What about that wet option? If you’re not sure you can get it just right, you can cheat a little by using an application fluid such as RapidTAC or SureGlide. Spray a light mist on the substrate or the sticky side of the pre-masked graphic. Be very conservative. You only want to moisten the adhesive, not soak it. For more information on the proper use of application fluids – including what vinyls you can and can’t apply wet – please refer to our Basic Guide to Application Fluid.
Substrates: Now that you have your computer, cutter, software, vinyl, tape, and weeding tools, it would be good to have some handy things on which to stick your stickers. Those are the substrates we’ve been talking about. Substrates come in two types: rigid and flexible. Rigid substrates include aluminum sign blanks, license plate blanks, corrugated plastic signs, and of course, windows. The best rigid substrates for vinyl are smooth, flat, and chemically stable. For more insight into what works and what doesn’t, please start here.
Flexible substrates include banners, awnings, and trade show graphics, but by far the most popular flexible substrates for vinyl are good old fashioned banners.

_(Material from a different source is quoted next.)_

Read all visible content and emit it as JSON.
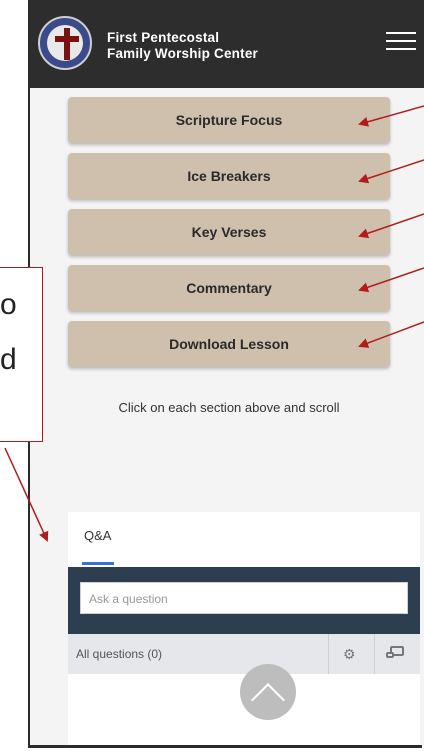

Vinyl-ready banner material can be purchased in single sheets that are already hemmed and grommeted. These are ready to use. Just add vinyl and use the grommets to hang the banner. There’s a right way to do that too. You’ll find the details here in our -you guessed it- Basic Guide to Banner Making.

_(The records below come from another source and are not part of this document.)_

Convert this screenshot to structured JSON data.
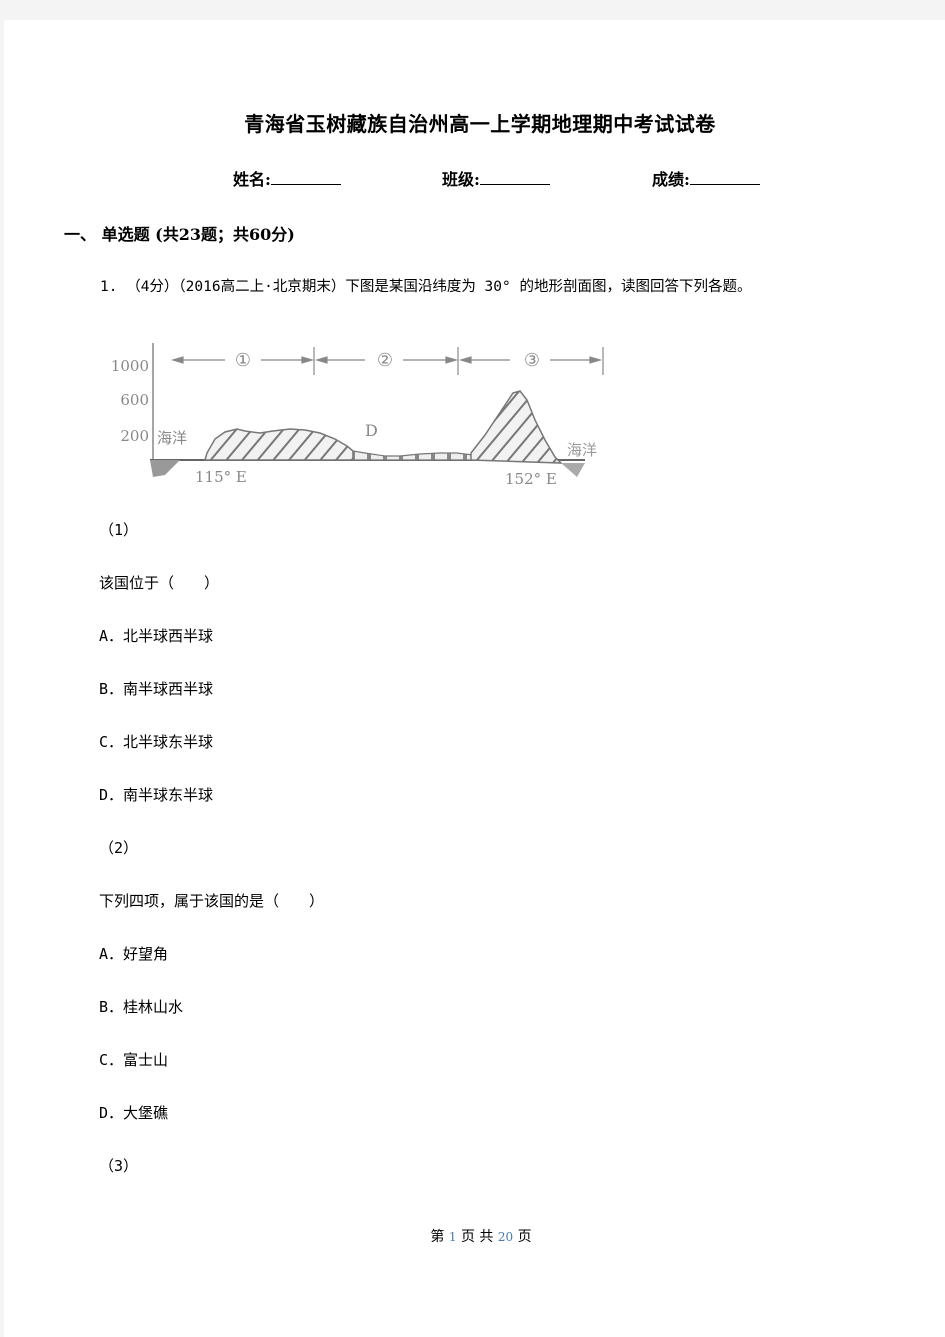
{
  "document": {
    "title": "青海省玉树藏族自治州高一上学期地理期中考试试卷",
    "info_fields": [
      {
        "label": "姓名:"
      },
      {
        "label": "班级:"
      },
      {
        "label": "成绩:"
      }
    ],
    "section_heading": "一、  单选题 (共23题；共60分)",
    "question": {
      "stem": "1. （4分）（2016高二上·北京期末）下图是某国沿纬度为 30° 的地形剖面图，读图回答下列各题。",
      "figure": {
        "y_tick_labels": [
          "1000",
          "600",
          "200"
        ],
        "region_labels": [
          "①",
          "②",
          "③"
        ],
        "point_label": "D",
        "ocean_label_left": "海洋",
        "ocean_label_right": "海洋",
        "lon_left": "115° E",
        "lon_right": "152° E"
      },
      "subquestions": [
        {
          "number": "（1）",
          "prompt": "该国位于（　　）",
          "options": [
            {
              "letter": "A．",
              "text": "北半球西半球"
            },
            {
              "letter": "B．",
              "text": "南半球西半球"
            },
            {
              "letter": "C．",
              "text": "北半球东半球"
            },
            {
              "letter": "D．",
              "text": "南半球东半球"
            }
          ]
        },
        {
          "number": "（2）",
          "prompt": "下列四项，属于该国的是（　　）",
          "options": [
            {
              "letter": "A．",
              "text": "好望角"
            },
            {
              "letter": "B．",
              "text": "桂林山水"
            },
            {
              "letter": "C．",
              "text": "富士山"
            },
            {
              "letter": "D．",
              "text": "大堡礁"
            }
          ]
        },
        {
          "number": "（3）"
        }
      ]
    },
    "footer": {
      "prefix": "第",
      "page": "1",
      "middle": "页 共",
      "total": "20",
      "suffix": "页"
    }
  }
}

Support Resources etc: We should probably talk about clip art and safety rulers, but that’s more than enough to get you started. If you take a trip through the warehouse with a big ole virtual shopping cart, you’ll have just about everything you need to turn your ideas into nifty signs and decals. For a little extra help in figuring it all out, check out our Basic Vinyl Graphics DVD, which is chock full of demonstrations and tips. You can buy one for $59.95, or stream it at no charge at SignWarehouse TV. You’ll also find lots of helpful hints on here on our Blog and our Tech Support Blog.
Did we leave anything out? If so, feel free to ask questions in the comments below. Now fire up that cutter and get busy making superb signs,beautiful banners, and dazzling decals.